═════ The data ═════
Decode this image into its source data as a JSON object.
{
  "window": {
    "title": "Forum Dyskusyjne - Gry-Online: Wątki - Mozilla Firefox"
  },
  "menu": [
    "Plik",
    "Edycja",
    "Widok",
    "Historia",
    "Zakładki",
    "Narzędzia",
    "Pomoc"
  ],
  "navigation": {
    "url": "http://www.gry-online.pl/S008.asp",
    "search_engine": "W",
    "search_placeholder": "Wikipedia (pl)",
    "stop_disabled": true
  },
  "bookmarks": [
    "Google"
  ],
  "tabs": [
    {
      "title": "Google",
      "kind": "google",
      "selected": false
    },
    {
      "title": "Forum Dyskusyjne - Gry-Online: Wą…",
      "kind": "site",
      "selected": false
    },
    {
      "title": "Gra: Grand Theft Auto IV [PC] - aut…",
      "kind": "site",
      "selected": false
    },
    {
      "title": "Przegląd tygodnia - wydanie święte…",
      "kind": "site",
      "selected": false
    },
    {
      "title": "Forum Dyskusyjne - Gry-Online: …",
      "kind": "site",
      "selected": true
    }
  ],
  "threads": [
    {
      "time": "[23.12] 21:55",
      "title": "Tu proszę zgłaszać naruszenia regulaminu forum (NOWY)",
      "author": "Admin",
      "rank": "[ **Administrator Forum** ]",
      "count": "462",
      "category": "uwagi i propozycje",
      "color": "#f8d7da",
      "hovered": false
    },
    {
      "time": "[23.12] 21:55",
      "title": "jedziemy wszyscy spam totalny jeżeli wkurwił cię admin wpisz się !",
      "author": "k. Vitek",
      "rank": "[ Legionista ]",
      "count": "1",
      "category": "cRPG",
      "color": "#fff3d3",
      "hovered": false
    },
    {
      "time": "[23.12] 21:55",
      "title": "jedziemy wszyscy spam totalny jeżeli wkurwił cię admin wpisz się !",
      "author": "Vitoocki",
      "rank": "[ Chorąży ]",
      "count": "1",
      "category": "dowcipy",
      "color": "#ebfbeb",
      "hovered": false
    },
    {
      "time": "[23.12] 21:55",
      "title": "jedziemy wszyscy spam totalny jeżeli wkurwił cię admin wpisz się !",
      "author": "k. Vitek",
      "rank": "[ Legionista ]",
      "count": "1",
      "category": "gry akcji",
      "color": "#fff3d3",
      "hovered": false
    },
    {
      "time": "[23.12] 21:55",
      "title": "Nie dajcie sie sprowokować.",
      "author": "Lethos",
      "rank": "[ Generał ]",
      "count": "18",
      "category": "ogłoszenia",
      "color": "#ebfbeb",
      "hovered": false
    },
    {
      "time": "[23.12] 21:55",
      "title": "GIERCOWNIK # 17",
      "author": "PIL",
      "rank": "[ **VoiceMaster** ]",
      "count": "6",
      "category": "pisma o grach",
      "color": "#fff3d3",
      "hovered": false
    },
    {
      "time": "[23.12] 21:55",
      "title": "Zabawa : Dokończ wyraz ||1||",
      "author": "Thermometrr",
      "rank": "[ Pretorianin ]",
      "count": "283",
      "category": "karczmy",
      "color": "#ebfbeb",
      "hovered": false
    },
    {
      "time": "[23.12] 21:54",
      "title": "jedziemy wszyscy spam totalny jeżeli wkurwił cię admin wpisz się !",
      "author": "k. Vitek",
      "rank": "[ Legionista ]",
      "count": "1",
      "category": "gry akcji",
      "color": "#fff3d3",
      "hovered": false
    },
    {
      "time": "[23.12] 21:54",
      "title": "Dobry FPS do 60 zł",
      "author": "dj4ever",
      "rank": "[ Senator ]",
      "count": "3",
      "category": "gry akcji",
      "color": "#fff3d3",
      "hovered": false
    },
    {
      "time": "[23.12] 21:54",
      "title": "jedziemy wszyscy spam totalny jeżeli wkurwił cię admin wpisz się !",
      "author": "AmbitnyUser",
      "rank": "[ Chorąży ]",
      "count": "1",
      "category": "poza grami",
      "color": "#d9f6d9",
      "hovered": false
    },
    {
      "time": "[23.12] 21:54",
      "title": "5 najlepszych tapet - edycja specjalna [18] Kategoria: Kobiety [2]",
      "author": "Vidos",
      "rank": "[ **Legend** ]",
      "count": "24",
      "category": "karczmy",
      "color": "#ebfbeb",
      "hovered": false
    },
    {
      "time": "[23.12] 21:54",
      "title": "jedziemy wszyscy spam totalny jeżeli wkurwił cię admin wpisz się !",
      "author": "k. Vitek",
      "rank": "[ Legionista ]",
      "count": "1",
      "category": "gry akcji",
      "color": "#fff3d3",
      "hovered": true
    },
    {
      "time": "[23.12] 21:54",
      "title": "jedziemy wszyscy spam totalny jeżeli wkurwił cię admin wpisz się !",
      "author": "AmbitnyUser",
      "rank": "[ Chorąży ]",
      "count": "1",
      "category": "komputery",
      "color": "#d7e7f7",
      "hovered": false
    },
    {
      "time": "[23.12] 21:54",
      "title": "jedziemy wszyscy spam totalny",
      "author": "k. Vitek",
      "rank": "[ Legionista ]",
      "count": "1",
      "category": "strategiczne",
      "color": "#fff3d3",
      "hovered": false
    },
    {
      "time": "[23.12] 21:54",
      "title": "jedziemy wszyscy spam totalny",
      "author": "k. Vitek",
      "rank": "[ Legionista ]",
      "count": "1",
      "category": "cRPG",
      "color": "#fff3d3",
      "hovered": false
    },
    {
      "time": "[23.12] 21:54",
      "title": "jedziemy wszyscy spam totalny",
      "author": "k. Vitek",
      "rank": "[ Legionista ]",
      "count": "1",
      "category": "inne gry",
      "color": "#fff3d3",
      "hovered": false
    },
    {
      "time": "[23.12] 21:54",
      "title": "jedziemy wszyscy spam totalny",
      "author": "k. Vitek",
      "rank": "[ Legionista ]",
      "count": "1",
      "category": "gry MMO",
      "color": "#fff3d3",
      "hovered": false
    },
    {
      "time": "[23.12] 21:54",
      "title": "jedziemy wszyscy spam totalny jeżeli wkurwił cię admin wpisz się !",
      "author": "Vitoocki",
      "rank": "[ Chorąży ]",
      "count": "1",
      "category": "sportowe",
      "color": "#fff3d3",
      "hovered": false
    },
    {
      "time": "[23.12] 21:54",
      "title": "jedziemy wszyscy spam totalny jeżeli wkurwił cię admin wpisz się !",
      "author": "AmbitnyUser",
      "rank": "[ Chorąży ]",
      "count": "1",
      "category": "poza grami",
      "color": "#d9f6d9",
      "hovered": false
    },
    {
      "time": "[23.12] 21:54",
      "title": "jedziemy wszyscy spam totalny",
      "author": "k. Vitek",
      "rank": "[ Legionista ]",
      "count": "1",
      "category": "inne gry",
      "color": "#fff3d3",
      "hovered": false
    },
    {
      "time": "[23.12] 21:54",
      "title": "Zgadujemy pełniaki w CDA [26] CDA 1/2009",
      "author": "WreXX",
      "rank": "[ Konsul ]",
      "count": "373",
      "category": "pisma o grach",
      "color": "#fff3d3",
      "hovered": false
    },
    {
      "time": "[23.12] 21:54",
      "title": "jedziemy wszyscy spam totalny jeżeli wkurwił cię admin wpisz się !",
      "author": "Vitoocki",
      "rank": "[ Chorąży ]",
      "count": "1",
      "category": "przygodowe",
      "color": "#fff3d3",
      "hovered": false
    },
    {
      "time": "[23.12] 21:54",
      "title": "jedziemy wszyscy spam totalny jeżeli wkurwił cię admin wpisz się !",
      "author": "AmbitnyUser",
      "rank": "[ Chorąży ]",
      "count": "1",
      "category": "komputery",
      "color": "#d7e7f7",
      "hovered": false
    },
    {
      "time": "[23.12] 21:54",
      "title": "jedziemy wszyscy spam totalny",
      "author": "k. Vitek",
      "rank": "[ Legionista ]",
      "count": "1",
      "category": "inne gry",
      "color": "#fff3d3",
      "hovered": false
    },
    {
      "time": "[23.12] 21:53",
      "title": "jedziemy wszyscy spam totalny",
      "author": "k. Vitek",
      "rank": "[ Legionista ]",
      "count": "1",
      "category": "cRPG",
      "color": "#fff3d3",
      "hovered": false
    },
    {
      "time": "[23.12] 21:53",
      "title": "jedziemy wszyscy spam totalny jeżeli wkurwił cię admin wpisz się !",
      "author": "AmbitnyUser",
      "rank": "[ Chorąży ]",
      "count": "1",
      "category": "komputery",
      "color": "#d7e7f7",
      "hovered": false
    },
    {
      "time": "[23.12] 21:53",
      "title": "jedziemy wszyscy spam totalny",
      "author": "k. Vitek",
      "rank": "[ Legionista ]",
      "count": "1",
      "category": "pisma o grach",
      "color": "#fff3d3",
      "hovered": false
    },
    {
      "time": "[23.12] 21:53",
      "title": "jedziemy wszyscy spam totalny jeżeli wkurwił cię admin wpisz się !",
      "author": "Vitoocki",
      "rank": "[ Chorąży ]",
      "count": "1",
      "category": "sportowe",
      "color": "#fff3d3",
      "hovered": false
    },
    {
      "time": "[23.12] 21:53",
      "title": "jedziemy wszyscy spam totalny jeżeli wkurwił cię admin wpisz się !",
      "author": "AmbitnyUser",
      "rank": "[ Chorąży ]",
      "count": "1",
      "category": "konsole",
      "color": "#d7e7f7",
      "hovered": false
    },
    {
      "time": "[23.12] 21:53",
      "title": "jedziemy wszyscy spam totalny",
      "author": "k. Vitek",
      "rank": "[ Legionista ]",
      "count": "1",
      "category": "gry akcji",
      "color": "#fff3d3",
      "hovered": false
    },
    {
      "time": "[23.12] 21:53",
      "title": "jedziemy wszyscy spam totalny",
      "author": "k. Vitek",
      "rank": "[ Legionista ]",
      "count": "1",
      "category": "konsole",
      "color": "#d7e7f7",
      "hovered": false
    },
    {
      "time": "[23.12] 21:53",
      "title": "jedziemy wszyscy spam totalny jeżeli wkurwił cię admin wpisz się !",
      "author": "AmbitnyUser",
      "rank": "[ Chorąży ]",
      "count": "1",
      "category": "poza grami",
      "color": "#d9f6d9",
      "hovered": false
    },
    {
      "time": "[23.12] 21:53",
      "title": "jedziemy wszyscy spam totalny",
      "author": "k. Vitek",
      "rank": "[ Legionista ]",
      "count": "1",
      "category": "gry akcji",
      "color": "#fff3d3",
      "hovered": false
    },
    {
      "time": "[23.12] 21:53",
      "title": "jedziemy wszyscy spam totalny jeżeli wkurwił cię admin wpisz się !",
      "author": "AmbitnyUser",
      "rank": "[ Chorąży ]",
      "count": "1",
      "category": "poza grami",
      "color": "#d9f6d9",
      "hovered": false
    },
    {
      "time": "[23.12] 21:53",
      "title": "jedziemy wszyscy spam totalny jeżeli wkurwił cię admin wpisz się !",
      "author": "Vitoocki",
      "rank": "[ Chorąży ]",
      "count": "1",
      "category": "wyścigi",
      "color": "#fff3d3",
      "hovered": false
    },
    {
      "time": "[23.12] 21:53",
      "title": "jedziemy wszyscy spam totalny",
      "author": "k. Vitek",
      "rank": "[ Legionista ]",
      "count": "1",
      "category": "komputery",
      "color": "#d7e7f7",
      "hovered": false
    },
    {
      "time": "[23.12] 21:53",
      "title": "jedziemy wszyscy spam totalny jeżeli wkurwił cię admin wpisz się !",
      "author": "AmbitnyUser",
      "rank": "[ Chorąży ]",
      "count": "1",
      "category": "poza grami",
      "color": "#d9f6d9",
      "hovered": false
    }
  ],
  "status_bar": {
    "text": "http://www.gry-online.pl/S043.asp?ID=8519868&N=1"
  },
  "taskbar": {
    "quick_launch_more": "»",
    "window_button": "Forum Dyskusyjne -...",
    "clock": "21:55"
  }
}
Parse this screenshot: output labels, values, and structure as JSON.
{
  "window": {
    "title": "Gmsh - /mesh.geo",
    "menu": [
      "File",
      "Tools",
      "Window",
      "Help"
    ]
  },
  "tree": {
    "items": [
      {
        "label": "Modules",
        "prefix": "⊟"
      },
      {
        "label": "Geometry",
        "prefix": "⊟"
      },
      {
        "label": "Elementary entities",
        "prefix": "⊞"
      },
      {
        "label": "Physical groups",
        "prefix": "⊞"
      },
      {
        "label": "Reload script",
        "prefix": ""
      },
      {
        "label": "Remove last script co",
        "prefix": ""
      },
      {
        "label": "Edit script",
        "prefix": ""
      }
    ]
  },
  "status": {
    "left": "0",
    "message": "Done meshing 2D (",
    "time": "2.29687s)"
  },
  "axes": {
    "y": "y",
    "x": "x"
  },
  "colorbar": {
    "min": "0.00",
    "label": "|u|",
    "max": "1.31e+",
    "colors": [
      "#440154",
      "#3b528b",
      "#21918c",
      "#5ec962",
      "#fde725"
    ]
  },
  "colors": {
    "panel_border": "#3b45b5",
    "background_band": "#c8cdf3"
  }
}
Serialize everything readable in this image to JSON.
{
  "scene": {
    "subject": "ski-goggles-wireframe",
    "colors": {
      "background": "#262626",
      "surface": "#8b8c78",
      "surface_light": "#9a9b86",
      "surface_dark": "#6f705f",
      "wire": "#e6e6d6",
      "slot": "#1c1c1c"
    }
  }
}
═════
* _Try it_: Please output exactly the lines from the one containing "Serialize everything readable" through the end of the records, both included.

* _Your response_:
Serialize everything readable in this image to JSON.
{
  "scene": {
    "subject": "ski-goggles-wireframe",
    "colors": {
      "background": "#262626",
      "surface": "#8b8c78",
      "surface_light": "#9a9b86",
      "surface_dark": "#6f705f",
      "wire": "#e6e6d6",
      "slot": "#1c1c1c"
    }
  }
}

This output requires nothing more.